Five Questions for Patrick Gibney
Patrick Gibney joined the Department of Food Science in August 2017 as an assistant professor of wine microbiology, and as the E&J Gallo Sesquicentennial Faculty Fellow. Patrick completed his Bachelor’s degrees in biology and chemistry at the University of Northern Iowa, and his Ph.D. in microbiology and molecular genetics at the University of Texas Graduate School of Biomedical Sciences at Houston. He then worked as a postdoctoral researcher at Princeton University and as an associate scientist at Calico Life Sciences. He studies interactions between yeast metabolism and stress resistance, and brings expertise in yeast biology, microbiology, genetics, molecular and cellular biology, and systems biology to this new role.
What inspired you to work with wine?

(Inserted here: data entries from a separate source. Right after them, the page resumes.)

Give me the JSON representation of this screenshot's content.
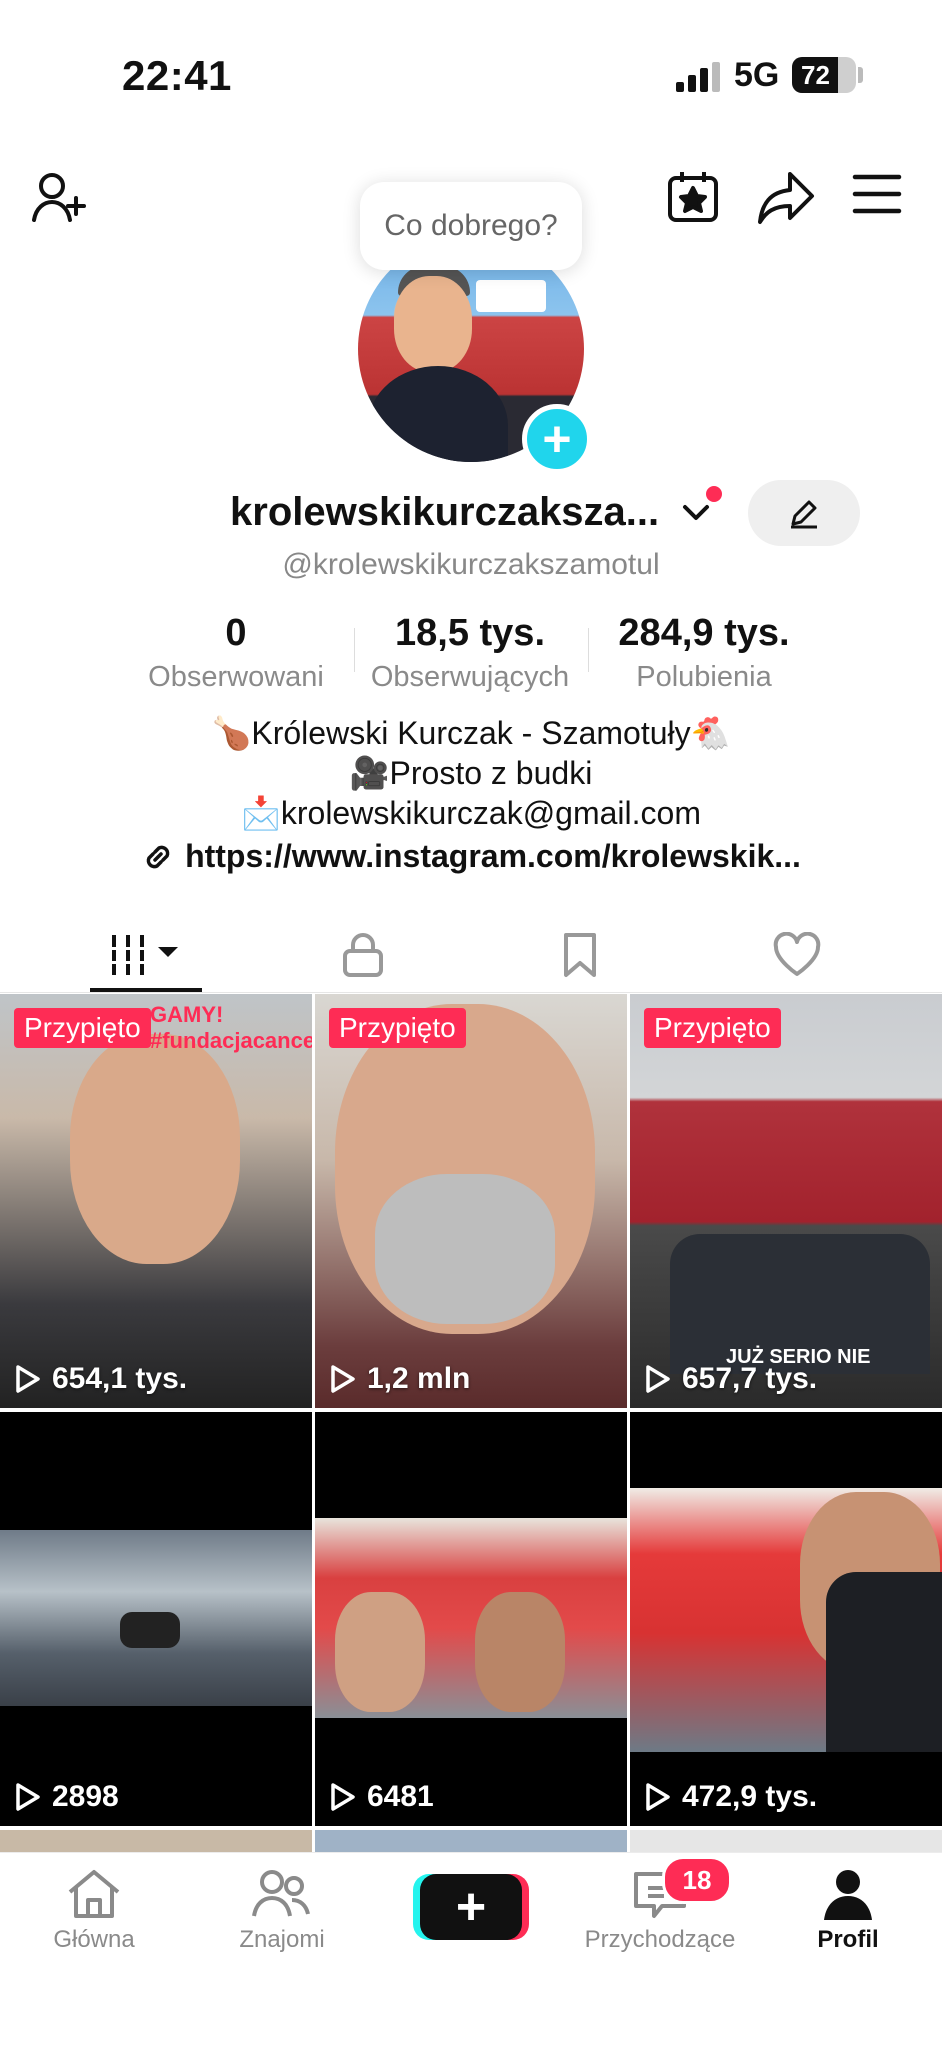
{
  "status_bar": {
    "time": "22:41",
    "network": "5G",
    "battery": "72",
    "battery_level": 0.72
  },
  "tooltip": "Co dobrego?",
  "profile": {
    "name": "krolewskikurczaksza...",
    "handle": "@krolewskikurczakszamotul",
    "stats": [
      {
        "value": "0",
        "label": "Obserwowani"
      },
      {
        "value": "18,5 tys.",
        "label": "Obserwujących"
      },
      {
        "value": "284,9 tys.",
        "label": "Polubienia"
      }
    ],
    "bio": [
      "🍗Królewski Kurczak - Szamotuły🐔",
      "🎥Prosto z budki",
      "📩krolewskikurczak@gmail.com"
    ],
    "link": "https://www.instagram.com/krolewskik..."
  },
  "tabs": [
    "videos-icon",
    "lock-icon",
    "bookmark-icon",
    "heart-icon"
  ],
  "videos": [
    {
      "pinned": "Przypięto",
      "views": "654,1 tys.",
      "overlay": "GAMY! #fundacjacancerfighter"
    },
    {
      "pinned": "Przypięto",
      "views": "1,2 mln",
      "overlay": ""
    },
    {
      "pinned": "Przypięto",
      "views": "657,7 tys.",
      "overlay": "JUŻ SERIO NIE"
    },
    {
      "pinned": "",
      "views": "2898",
      "overlay": ""
    },
    {
      "pinned": "",
      "views": "6481",
      "overlay": ""
    },
    {
      "pinned": "",
      "views": "472,9 tys.",
      "overlay": ""
    }
  ],
  "nav": {
    "home": "Główna",
    "friends": "Znajomi",
    "inbox": "Przychodzące",
    "inbox_badge": "18",
    "profile": "Profil"
  },
  "colors": {
    "accent": "#fe2c55",
    "cyan": "#25f4ee",
    "avatar_plus": "#20d5ec"
  }
}
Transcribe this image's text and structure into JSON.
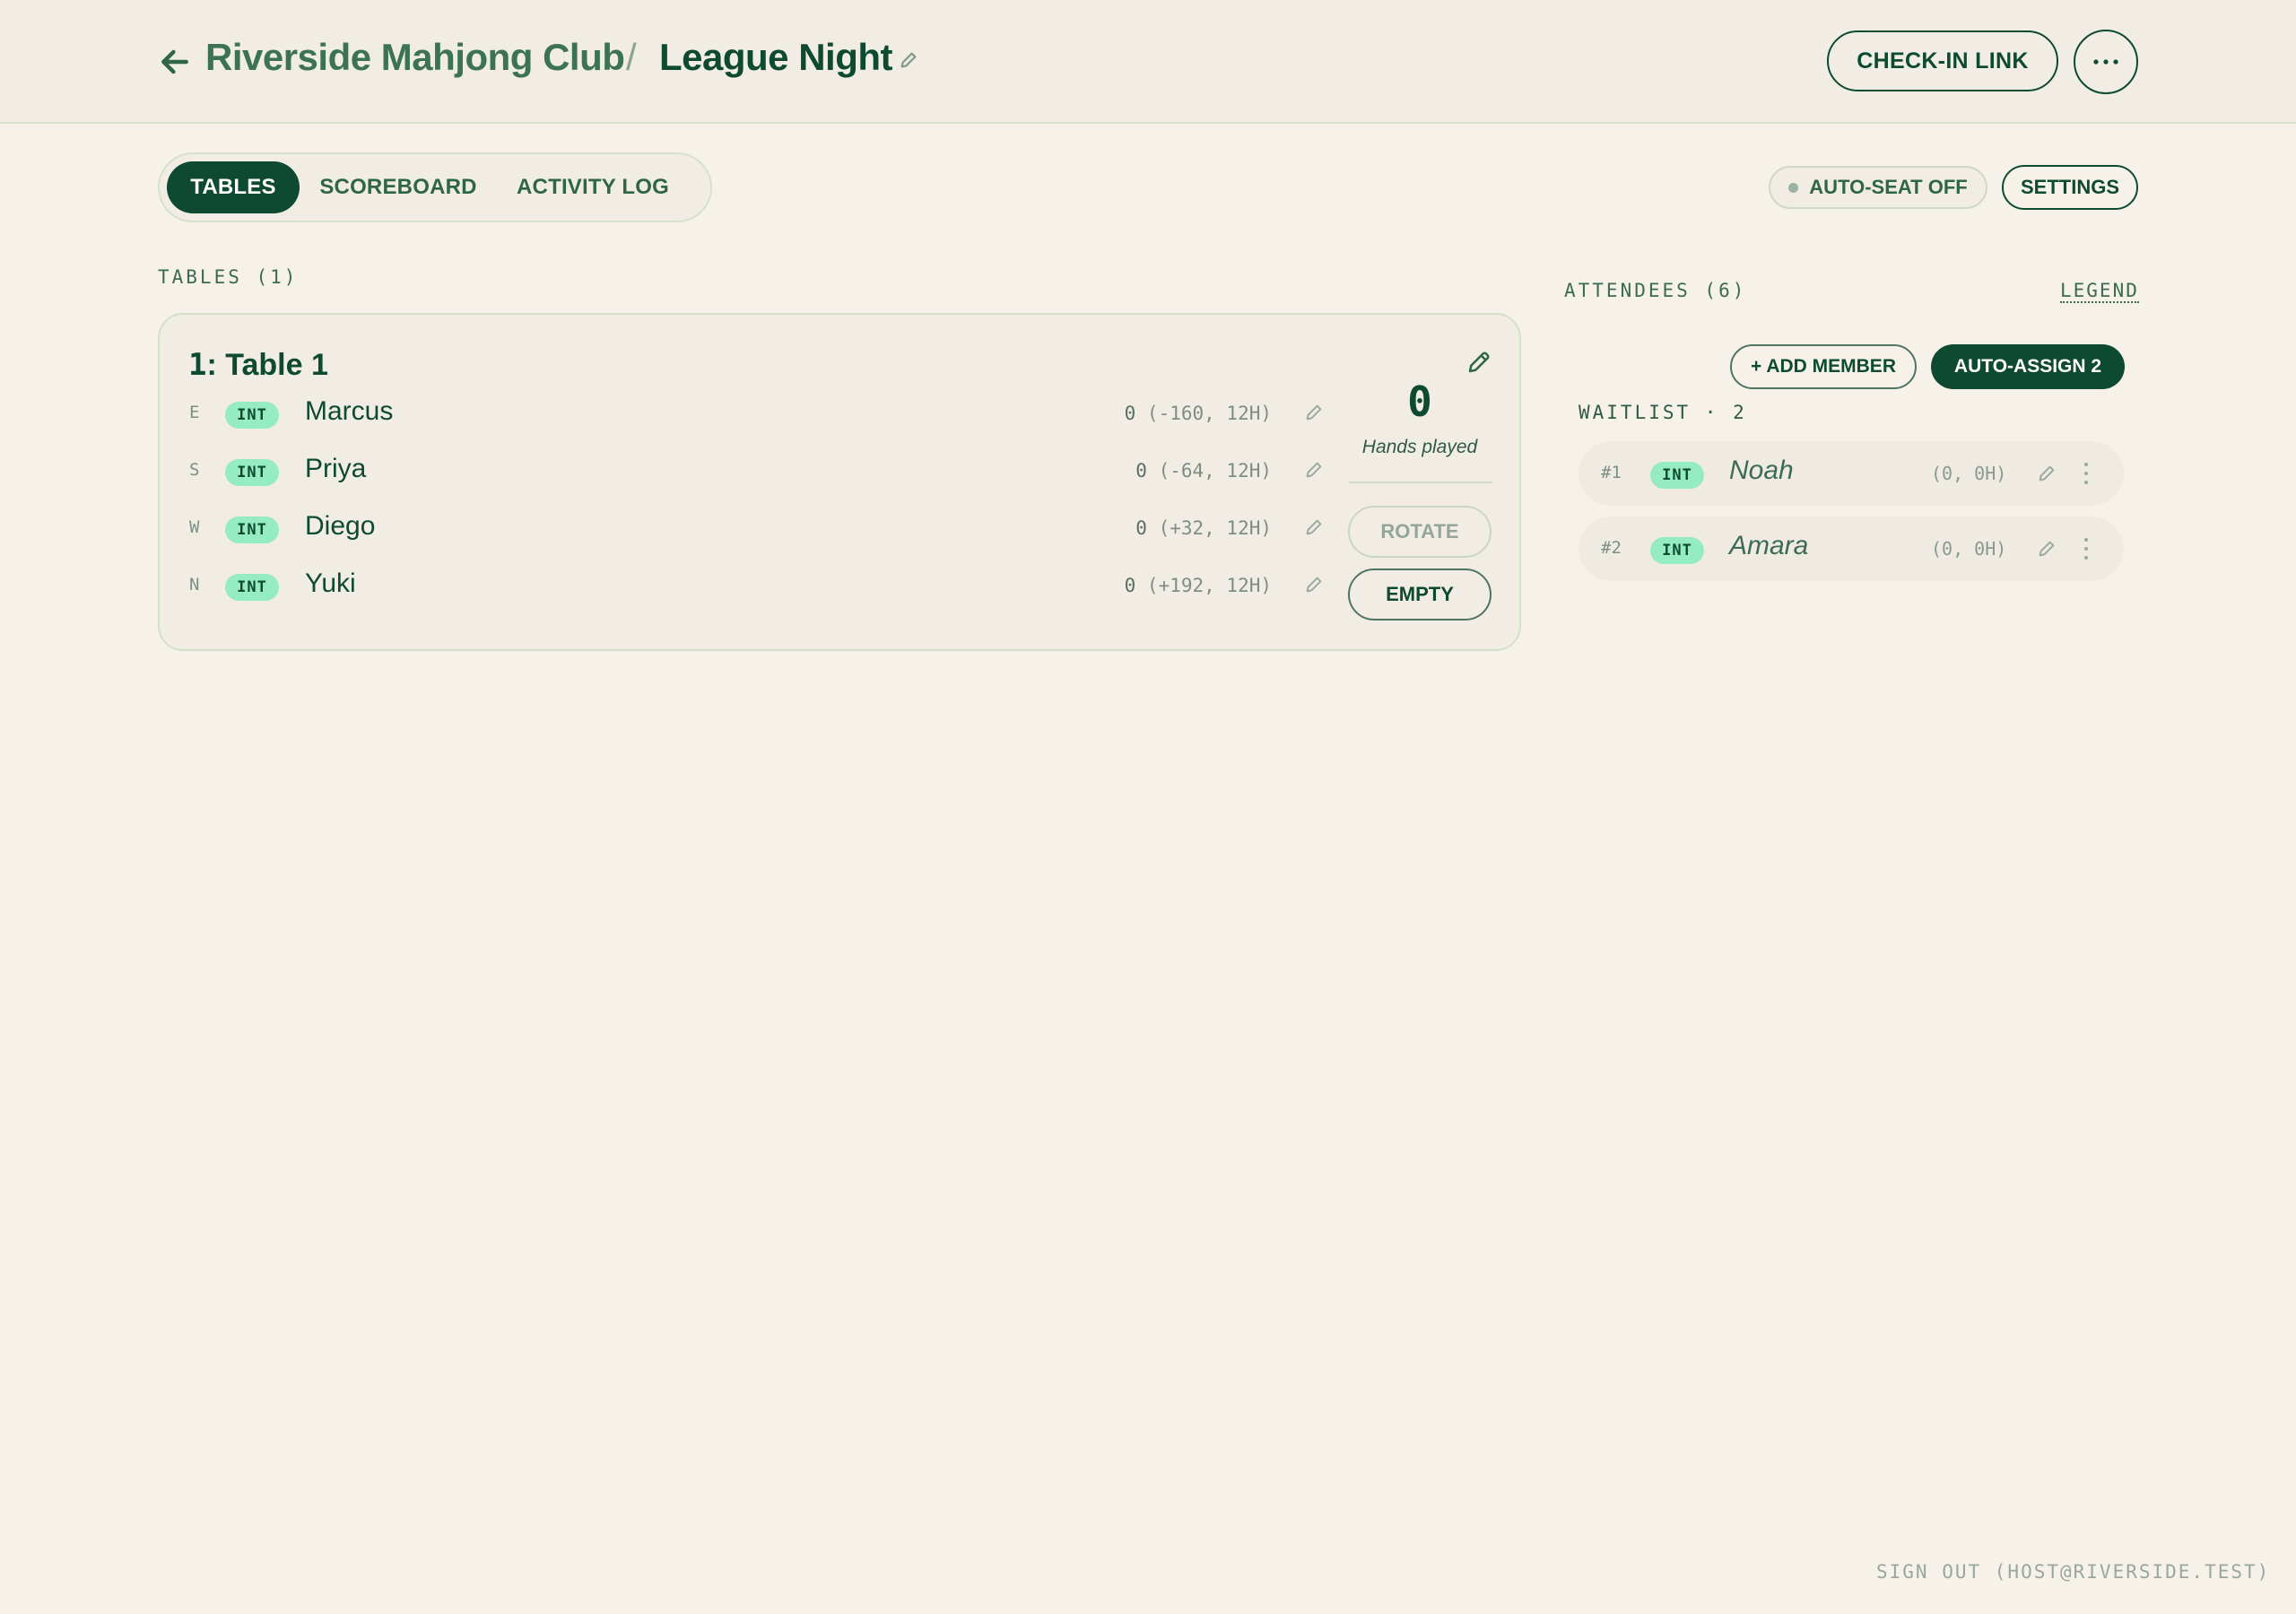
{
  "header": {
    "club_name": "Riverside Mahjong Club",
    "separator": "/",
    "event_name": "League Night",
    "checkin_label": "CHECK-IN LINK"
  },
  "tabs": [
    {
      "label": "TABLES",
      "active": true
    },
    {
      "label": "SCOREBOARD",
      "active": false
    },
    {
      "label": "ACTIVITY LOG",
      "active": false
    }
  ],
  "toolbar": {
    "autoseat_label": "AUTO-SEAT OFF",
    "settings_label": "SETTINGS"
  },
  "tables_section": {
    "label": "TABLES (1)",
    "tables": [
      {
        "number": "1",
        "name": ": Table 1",
        "hands_played": "0",
        "hands_label": "Hands played",
        "rotate_label": "ROTATE",
        "empty_label": "EMPTY",
        "seats": [
          {
            "wind": "E",
            "level": "INT",
            "name": "Marcus",
            "points": "0",
            "detail": "(-160, 12H)"
          },
          {
            "wind": "S",
            "level": "INT",
            "name": "Priya",
            "points": "0",
            "detail": "(-64, 12H)"
          },
          {
            "wind": "W",
            "level": "INT",
            "name": "Diego",
            "points": "0",
            "detail": "(+32, 12H)"
          },
          {
            "wind": "N",
            "level": "INT",
            "name": "Yuki",
            "points": "0",
            "detail": "(+192, 12H)"
          }
        ]
      }
    ]
  },
  "attendees": {
    "label": "ATTENDEES (6)",
    "legend_label": "LEGEND",
    "add_member_label": "+ ADD MEMBER",
    "auto_assign_label": "AUTO-ASSIGN 2",
    "waitlist_label": "WAITLIST · 2",
    "waitlist": [
      {
        "position": "#1",
        "level": "INT",
        "name": "Noah",
        "detail": "(0, 0H)"
      },
      {
        "position": "#2",
        "level": "INT",
        "name": "Amara",
        "detail": "(0, 0H)"
      }
    ]
  },
  "footer": {
    "signout_label": "SIGN OUT (HOST@RIVERSIDE.TEST)"
  },
  "colors": {
    "background": "#f6f2ea",
    "primary": "#0e4a31",
    "badge": "#95ecc3",
    "muted": "#7e8e84"
  },
  "icons": {
    "back": "arrow-left-icon",
    "title_edit": "pencil-icon",
    "more": "ellipsis-icon",
    "table_edit": "pencil-icon",
    "row_edit": "pencil-icon",
    "row_more": "kebab-icon"
  }
}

Yeast! I have worked with yeast (Saccharomyces cerevisiae) for about 15 years, primarily as a model to understand fundamental eukaryotic cell biology. I have also had the opportunity to do a little bit of applied yeast research, and also worked with yeast when brewing beer. This position will give me the opportunity to learn about yeast from another perspective.
What is your vision for your position within the E & V program?
I enjoy the three main roles of an academic faculty position: research, teaching in the classroom, and mentoring in the laboratory. I plan to develop a research program that includes a mix of both applied research and basic research. For applied research, I intend to develop projects through interactions with the wine and fermented beverage industry that help solve microbiological problems. For the basic research, I plan to investigate how metabolic pathways regulate cell physiology. As an educator, I expect to develop wine microbiology classes to give students the information and skills that they need to be successful in their chosen careers, while also helping students develop critical and creative thinking skills. As a mentor, I plan to help my students build their scientific skill set so that they can use scientific thinking and approaches to answer research questions. Additionally, I want to help my students identify their career goals and achieve them.
What do you hope students take away from your class?
I am still developing classes, and I will start teaching next year. My classes will focus on wine microbiology. I hope that students will be able to develop the basic microbiology skills that are useful in a winery for interpreting the health of their fermentations, and diagnosing microbiological issues that arise. I also want them to develop the critical thinking skills necessary to evaluate current research and product claims related to wine microbiology. Finally, I want them to have a clear sense of the types of wine microbiology research that are being done so that they would feel confident reaching out to an academic microbiologist to propose research questions/collaborations that could solve problems or drive innovation.
How will your research benefit the wine industry?
My applied research program will have two main benefits. First, I want to develop applied projects by working with people in the wine industry to help solve microbiological problems. The results of this work will be published so that any benefit from the work can be shared with the entire industry. Second, I will be training future generations of people who pursue careers within the wine industry.
What is the best piece of research advice you have received?
Teach. My postdoctoral mentor, David Botstein, has said many times that much of his success in research is due to teaching. He found that by teaching, he would re-examine and discuss concepts that would lead to new insights and new directions for his research.